Greek noodles and chicken prepared in a delicious tomato sauce
Have you ever had square pasta? Like small little squares of egg noodles that are delicate and full of flavour? If you’re Greek, or have ever visited a Greek home, we think that the answer might be (should be) Yes!
Hilopites are the small, square-shaped egg noodles that we grew up with. In fact, we have very vivid memories of our parents gathering with aunts and uncles and dear friends, spending the day making hilopites from scratch. Flour, water (or was it milk?), salt, eggs all worked together and transformed to make long strips of noodles that were then cut by hand into perfectly imperfect squares.

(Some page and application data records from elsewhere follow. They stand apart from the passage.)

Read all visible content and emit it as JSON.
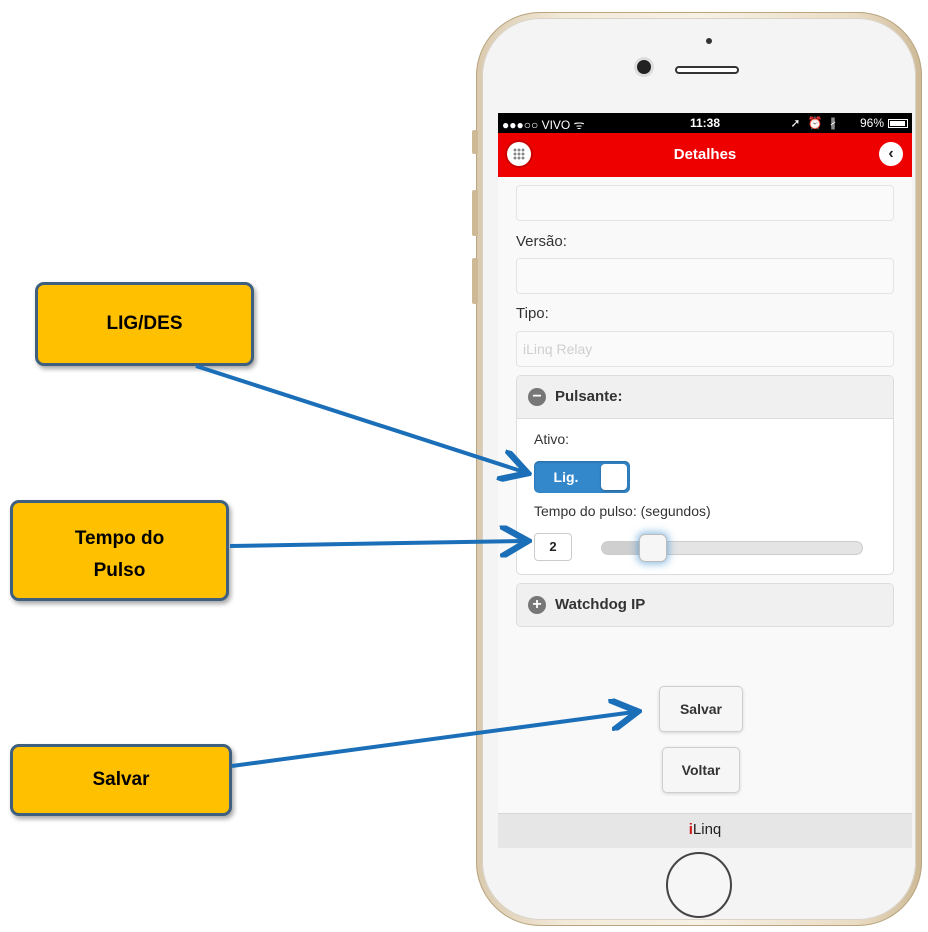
{
  "status_bar": {
    "carrier": "●●●○○ VIVO ᯤ",
    "time": "11:38",
    "indicators": "➚ ⏰ ∦",
    "battery": "96%"
  },
  "header": {
    "title": "Detalhes",
    "menu_icon": "grid-icon",
    "back_icon": "chevron-left-icon",
    "back_glyph": "‹",
    "color": "#ee0000"
  },
  "form": {
    "first_field_value": "",
    "version_label": "Versão:",
    "version_value": "",
    "type_label": "Tipo:",
    "type_placeholder": "iLinq Relay"
  },
  "pulsante": {
    "title": "Pulsante:",
    "icon": "minus-circle-icon",
    "glyph": "−",
    "active_label": "Ativo:",
    "toggle_label": "Lig.",
    "toggle_on": true,
    "pulse_time_label": "Tempo do pulso: (segundos)",
    "pulse_time_value": "2",
    "slider_fraction": 0.2
  },
  "watchdog": {
    "title": "Watchdog IP",
    "icon": "plus-circle-icon",
    "glyph": "+"
  },
  "buttons": {
    "save": "Salvar",
    "back": "Voltar"
  },
  "footer": {
    "logo_i": "i",
    "logo_rest": "Linq"
  },
  "callouts": {
    "toggle": "LIG/DES",
    "pulse_line1": "Tempo do",
    "pulse_line2": "Pulso",
    "save": "Salvar"
  },
  "colors": {
    "accent_blue": "#3388cc",
    "callout_fill": "#ffc000",
    "callout_border": "#3f5f7f",
    "arrow": "#1b6fb8"
  }
}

Meat or poultry cooked in tomato sauce is a staple in most Greek kitchens, including our parents’. This type of meal is called kokkinisto, which means red or reddened and refers to the fact that the cooking liquid is tomato sauce. Whether you choose to use meat, as we did in our veal kokkinisto recipe, or poultry as we are doing here, you will find that this method of cooking results in something absolutely delicious, with minimal effort. How wonderful is that!?
Happy Tsiknopempti everyone! It is carnival season in many areas of Greece and Cyprus and this festive week is called Kreatini (sandwiched between Profoni week and Tirofagou week). Tsiknopempti (Τσικνοπέμπτη), comes from the Greek words τσίκνα, which refers to the smell of roasting meat and Πέμπτη, which means Thursday. This is the day when many Greeks enjoy meat, and one of the last days in which this is permitted before the fast which precedes Greek Orthodox Easter. Typically it is roasted and grilled meats which are feasted upon, however we live in Canada, where it is snowstorm and freezing temperature season. Canadian winters make outdoor grilling and roasting a little uncomfortable and although we are all for tradition, we’re not crazy. So today, we offer a meat recipe to celebrate Tsiknopempti which does not require the great outdoors. Instead, here is the recipe for a traditional, slow braised veal in tomato sauce dish (kokkinisto / κοκκινιστό) with rice. Kokkinisto means reddened in Greek, and represents the fact that the veal is cooked in a tomato sauce.